It is time we looked past, then abandoned the smokescreen of an us/them approach to global AIDS. It is time we halted the threat of AIDS to our American family, so we can then protect the larger family of man. It is time we got our own country on the road to universal access. It is time, too, that as we campaign for awareness and prevention efforts here, we join our fight with that of millions of others whose languages we may not understand but whose needs mirror ours.

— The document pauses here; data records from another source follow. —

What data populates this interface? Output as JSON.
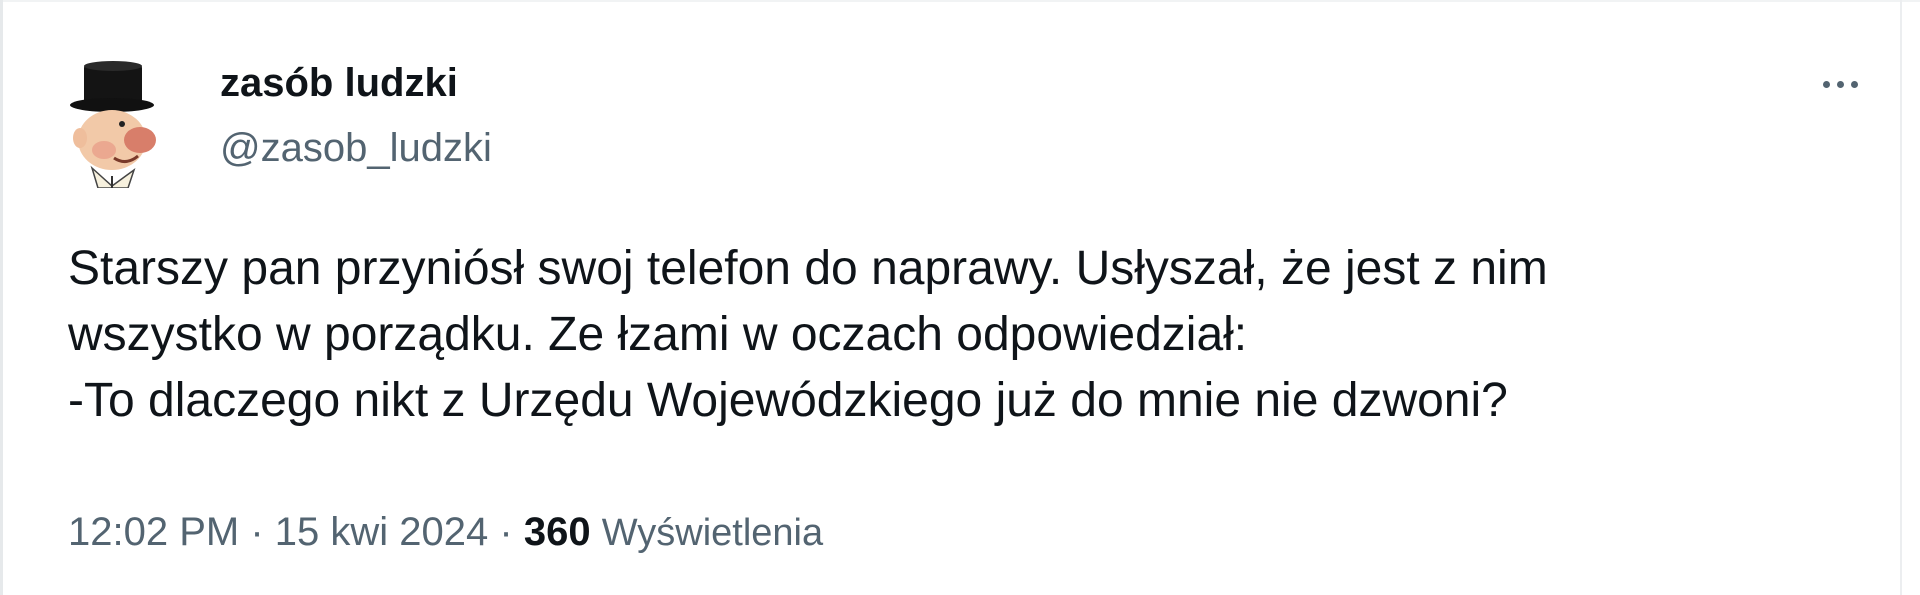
{
  "author": {
    "display_name": "zasób ludzki",
    "handle": "@zasob_ludzki",
    "avatar_icon": "top-hat-caricature-avatar"
  },
  "more_icon": "more-horizontal-icon",
  "tweet": {
    "lines": [
      "Starszy pan przyniósł swoj telefon do naprawy. Usłyszał, że jest z nim",
      "wszystko w porządku. Ze łzami w oczach odpowiedział:",
      "-To dlaczego nikt z Urzędu Wojewódzkiego już do mnie nie dzwoni?"
    ]
  },
  "meta": {
    "time": "12:02 PM",
    "separator": "·",
    "date": "15 kwi 2024",
    "views_count": "360",
    "views_label": "Wyświetlenia"
  },
  "colors": {
    "text_primary": "#0f1419",
    "text_secondary": "#536471",
    "background": "#ffffff"
  }
}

The solutions to controlling the AIDS epidemic will arise from love, courage and compassion for one another, no matter where we live or which language we speak. Epidemics are 5% pathogen and 95% social, shaped by moral choices, not medical conditions. Our solutions will be tied directly to how much we—and our governments—value human life over the profitability of health care systems or the particulars of politicized religious beliefs. AIDS has taught us, whether or not we wanted to learn the lesson, that we gain power only by facing reality. We have tasted the apple. Our innocence is gone, and we can’t reclaim it. We can’t turn back now. The decision about the extent to which AIDS will hurt this planet—and us—is dependent on our collective ability to do the math. Multiply the two little boys on that dirt road in Africa by a factor of 7 million. That’s the number of orphans AIDS has already left in its wake in sub-Saharan Africa alone. In the fight against AIDS, we are all sub-Saharans. We are the orphan children; we are the developing world.
Susan Hunter is the author of Black Death: AIDS in Africa and AIDS in America (Palgrave MacMillan).